Data provided.
■ ■ ■ ■

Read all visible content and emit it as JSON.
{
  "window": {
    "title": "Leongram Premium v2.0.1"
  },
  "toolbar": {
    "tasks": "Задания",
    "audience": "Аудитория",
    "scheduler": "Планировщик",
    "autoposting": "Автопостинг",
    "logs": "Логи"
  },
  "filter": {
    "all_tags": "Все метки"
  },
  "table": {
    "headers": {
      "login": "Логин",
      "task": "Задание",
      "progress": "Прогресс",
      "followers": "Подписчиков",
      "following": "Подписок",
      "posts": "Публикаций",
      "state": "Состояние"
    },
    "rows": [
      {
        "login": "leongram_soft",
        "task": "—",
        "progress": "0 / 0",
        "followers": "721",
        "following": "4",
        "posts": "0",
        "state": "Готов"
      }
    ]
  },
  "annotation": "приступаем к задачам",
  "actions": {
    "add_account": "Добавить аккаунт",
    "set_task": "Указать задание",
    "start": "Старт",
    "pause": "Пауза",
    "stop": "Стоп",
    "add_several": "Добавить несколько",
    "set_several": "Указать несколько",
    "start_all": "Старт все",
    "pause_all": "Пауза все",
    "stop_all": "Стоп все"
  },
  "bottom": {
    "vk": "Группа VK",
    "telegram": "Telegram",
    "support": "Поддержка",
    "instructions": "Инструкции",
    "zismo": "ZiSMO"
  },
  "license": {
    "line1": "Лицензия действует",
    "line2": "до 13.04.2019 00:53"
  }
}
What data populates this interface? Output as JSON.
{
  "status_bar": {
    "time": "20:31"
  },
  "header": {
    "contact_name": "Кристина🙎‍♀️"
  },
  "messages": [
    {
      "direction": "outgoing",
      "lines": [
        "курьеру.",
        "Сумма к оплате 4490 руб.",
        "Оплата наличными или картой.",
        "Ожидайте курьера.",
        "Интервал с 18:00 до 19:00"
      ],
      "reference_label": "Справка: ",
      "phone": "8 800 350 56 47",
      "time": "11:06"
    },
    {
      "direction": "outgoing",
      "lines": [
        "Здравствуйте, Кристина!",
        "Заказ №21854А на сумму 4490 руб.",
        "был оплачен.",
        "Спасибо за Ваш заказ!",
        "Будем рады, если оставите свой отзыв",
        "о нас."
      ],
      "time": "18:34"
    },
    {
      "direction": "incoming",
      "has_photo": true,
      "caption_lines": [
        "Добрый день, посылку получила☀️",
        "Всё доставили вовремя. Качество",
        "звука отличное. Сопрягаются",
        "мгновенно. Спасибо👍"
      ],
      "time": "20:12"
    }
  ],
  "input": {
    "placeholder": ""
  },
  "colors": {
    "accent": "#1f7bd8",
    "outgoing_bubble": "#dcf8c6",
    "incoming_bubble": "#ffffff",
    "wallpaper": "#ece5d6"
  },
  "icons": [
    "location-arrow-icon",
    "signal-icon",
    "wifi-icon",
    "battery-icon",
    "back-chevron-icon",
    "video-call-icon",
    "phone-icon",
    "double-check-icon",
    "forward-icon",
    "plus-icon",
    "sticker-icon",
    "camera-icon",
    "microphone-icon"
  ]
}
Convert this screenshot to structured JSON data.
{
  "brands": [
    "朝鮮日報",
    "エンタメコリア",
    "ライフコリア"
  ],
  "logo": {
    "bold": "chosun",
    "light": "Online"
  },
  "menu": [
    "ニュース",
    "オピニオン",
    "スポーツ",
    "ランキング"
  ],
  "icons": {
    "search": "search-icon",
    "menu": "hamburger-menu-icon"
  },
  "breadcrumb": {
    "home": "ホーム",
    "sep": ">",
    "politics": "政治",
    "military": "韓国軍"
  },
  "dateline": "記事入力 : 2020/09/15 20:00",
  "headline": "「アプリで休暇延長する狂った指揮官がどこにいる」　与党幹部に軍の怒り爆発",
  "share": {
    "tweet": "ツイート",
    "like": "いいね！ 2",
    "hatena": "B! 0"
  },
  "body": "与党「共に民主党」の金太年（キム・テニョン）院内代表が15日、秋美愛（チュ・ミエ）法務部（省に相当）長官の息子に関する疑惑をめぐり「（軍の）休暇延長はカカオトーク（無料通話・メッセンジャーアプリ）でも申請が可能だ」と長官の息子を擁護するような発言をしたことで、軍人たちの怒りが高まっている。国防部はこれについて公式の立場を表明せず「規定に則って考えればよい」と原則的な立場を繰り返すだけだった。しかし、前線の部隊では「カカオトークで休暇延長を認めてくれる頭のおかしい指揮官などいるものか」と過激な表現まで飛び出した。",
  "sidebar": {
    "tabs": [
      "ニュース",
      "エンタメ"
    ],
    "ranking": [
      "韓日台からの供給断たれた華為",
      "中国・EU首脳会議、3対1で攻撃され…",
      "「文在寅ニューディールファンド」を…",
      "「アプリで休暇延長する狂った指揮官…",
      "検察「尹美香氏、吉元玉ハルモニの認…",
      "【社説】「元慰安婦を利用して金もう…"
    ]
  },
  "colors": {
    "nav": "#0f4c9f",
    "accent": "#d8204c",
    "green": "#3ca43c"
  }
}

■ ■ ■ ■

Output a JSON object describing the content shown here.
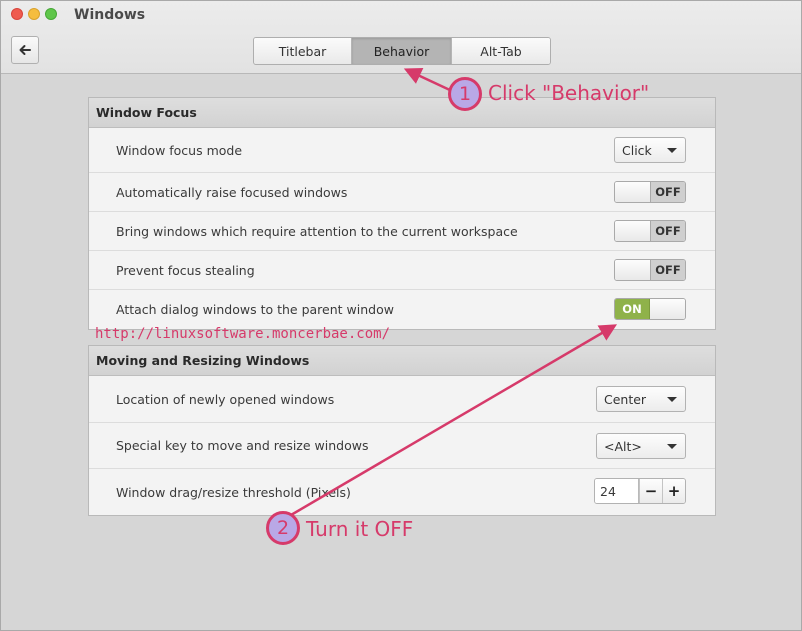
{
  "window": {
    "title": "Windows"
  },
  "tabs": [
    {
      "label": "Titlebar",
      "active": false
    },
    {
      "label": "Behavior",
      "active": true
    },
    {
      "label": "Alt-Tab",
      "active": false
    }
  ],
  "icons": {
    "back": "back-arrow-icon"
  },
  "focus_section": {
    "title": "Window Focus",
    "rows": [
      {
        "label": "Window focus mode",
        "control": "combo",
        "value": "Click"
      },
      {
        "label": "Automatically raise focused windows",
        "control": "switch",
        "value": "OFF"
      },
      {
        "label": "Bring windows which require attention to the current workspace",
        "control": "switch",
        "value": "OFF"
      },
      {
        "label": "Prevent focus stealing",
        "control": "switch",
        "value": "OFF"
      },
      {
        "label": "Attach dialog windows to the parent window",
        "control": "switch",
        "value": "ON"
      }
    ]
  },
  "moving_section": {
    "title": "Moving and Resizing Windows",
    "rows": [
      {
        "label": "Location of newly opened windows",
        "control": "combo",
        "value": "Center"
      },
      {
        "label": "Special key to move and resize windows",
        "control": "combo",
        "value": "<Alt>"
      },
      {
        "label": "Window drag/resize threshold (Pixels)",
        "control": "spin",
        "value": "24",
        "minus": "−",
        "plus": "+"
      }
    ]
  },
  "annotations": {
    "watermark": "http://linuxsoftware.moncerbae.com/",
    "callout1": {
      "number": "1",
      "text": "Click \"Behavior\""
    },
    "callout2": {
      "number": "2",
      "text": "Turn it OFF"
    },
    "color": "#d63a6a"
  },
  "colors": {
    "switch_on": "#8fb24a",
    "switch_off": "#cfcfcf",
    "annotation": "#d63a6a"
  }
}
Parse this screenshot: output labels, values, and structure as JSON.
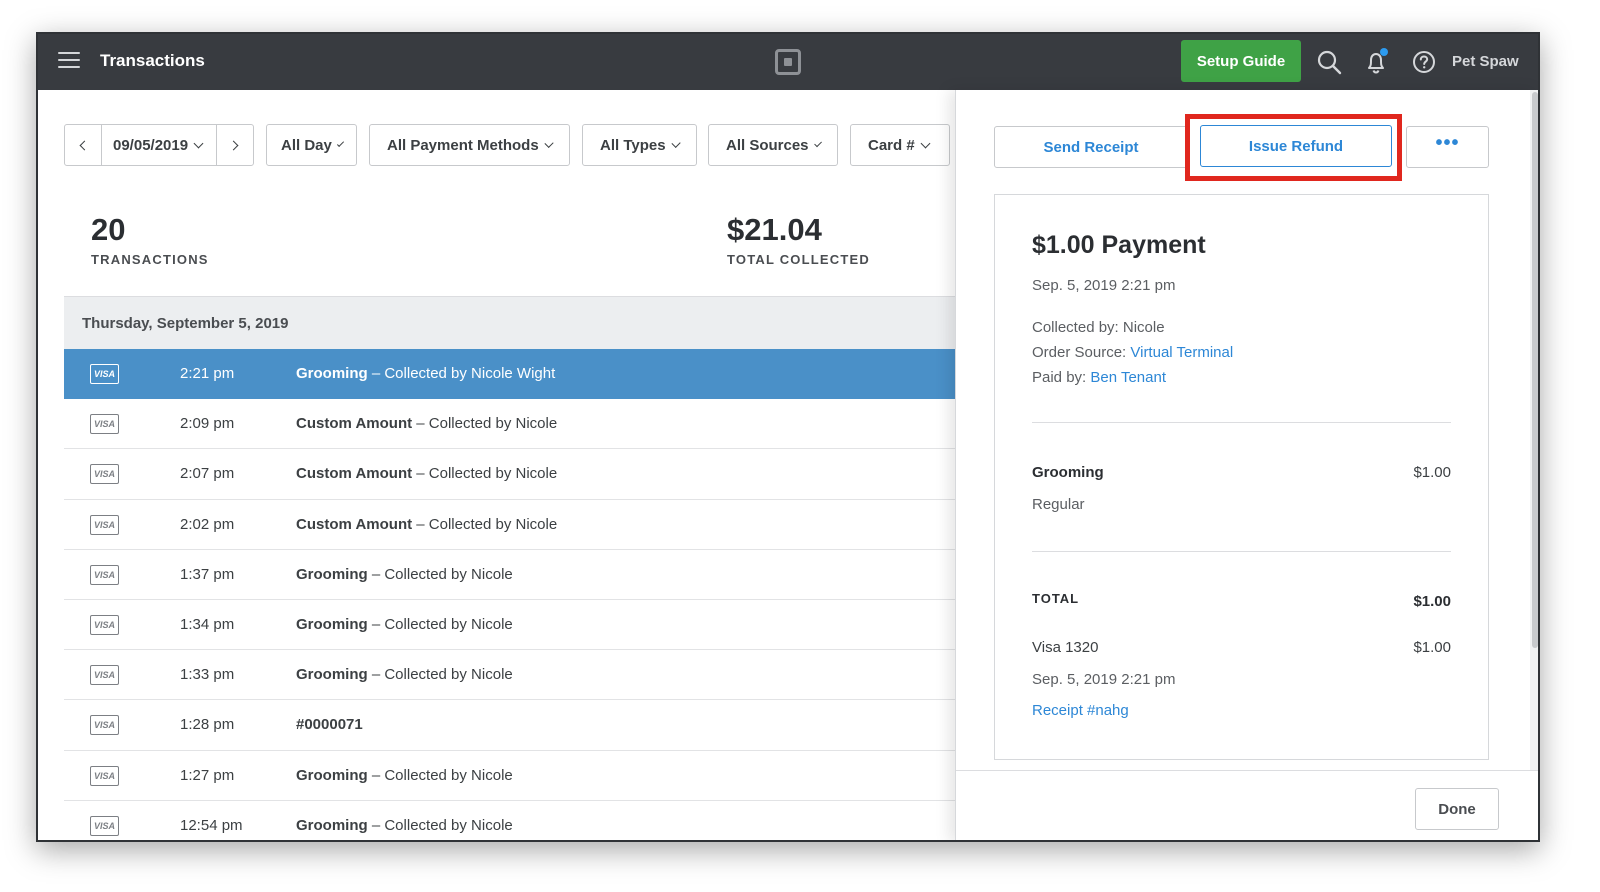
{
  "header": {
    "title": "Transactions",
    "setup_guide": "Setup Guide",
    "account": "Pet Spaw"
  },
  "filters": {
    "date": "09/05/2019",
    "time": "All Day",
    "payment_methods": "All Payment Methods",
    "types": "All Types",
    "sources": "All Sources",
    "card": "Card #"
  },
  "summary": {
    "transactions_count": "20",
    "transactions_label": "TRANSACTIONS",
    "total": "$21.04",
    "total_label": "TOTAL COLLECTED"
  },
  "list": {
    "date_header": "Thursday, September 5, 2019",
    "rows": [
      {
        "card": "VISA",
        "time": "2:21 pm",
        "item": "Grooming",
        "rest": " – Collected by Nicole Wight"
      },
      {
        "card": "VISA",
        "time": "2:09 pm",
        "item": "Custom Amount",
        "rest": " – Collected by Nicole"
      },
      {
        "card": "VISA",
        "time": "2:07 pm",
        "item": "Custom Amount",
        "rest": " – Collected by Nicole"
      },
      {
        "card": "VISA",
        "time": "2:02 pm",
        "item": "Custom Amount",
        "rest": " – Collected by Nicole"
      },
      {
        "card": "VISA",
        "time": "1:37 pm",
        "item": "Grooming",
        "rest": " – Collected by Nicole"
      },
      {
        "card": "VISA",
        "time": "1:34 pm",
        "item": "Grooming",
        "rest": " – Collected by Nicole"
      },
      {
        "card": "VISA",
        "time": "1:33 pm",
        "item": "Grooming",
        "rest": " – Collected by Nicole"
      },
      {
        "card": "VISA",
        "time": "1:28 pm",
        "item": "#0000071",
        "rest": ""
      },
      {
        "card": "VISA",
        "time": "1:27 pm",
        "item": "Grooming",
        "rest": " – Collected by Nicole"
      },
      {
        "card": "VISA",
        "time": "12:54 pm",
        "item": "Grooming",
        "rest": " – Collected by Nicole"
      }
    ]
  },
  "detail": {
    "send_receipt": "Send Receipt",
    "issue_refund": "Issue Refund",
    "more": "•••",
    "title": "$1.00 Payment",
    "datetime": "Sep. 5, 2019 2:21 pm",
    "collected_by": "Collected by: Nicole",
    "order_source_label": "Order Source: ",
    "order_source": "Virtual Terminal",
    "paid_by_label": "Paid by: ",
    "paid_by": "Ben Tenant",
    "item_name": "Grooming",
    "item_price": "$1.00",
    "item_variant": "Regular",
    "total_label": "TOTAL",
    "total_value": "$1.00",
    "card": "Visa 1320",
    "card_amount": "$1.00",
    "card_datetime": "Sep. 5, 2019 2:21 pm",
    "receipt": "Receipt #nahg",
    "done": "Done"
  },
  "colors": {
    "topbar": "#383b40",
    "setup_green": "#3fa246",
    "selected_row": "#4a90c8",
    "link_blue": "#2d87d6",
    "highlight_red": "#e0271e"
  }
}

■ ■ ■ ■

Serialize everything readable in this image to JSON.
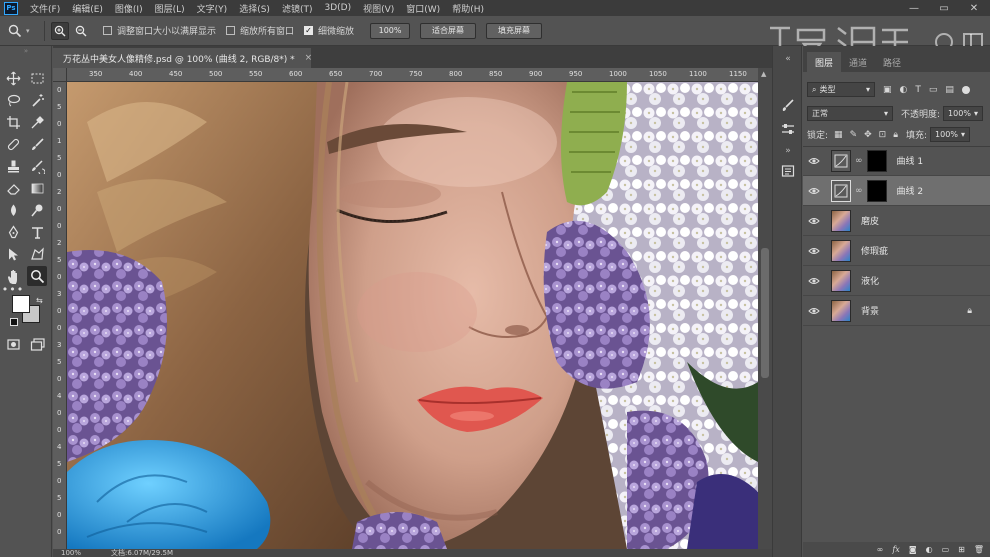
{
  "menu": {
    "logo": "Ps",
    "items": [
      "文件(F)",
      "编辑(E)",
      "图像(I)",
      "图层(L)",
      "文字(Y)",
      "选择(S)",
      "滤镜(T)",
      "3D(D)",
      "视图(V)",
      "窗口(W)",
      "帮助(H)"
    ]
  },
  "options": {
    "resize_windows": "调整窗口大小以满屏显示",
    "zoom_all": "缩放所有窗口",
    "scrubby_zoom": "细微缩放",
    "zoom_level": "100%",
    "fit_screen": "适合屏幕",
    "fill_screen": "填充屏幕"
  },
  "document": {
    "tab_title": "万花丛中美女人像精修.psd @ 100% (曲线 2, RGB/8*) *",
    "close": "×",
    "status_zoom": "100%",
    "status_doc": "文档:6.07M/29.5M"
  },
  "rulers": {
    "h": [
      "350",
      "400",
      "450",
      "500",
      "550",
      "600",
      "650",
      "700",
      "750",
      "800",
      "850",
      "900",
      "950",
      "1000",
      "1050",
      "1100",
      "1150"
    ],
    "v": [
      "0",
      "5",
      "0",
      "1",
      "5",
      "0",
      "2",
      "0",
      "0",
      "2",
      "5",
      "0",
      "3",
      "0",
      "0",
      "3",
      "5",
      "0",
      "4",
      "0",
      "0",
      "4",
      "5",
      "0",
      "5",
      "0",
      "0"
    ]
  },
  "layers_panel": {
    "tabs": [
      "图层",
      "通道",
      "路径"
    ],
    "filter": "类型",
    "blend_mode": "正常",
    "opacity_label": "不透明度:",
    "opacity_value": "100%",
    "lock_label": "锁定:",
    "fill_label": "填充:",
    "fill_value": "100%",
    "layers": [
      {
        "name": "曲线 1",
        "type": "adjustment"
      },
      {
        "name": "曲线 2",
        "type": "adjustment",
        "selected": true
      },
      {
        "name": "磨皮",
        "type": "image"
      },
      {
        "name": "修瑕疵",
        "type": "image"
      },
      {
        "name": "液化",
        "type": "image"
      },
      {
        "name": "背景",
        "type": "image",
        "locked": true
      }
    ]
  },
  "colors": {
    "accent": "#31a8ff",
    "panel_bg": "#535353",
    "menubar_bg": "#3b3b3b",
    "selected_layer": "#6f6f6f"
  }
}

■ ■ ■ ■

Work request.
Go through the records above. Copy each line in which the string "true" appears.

Answer section.
      "has_photo": true,
      "active": true
        "selected": true
        "locked": true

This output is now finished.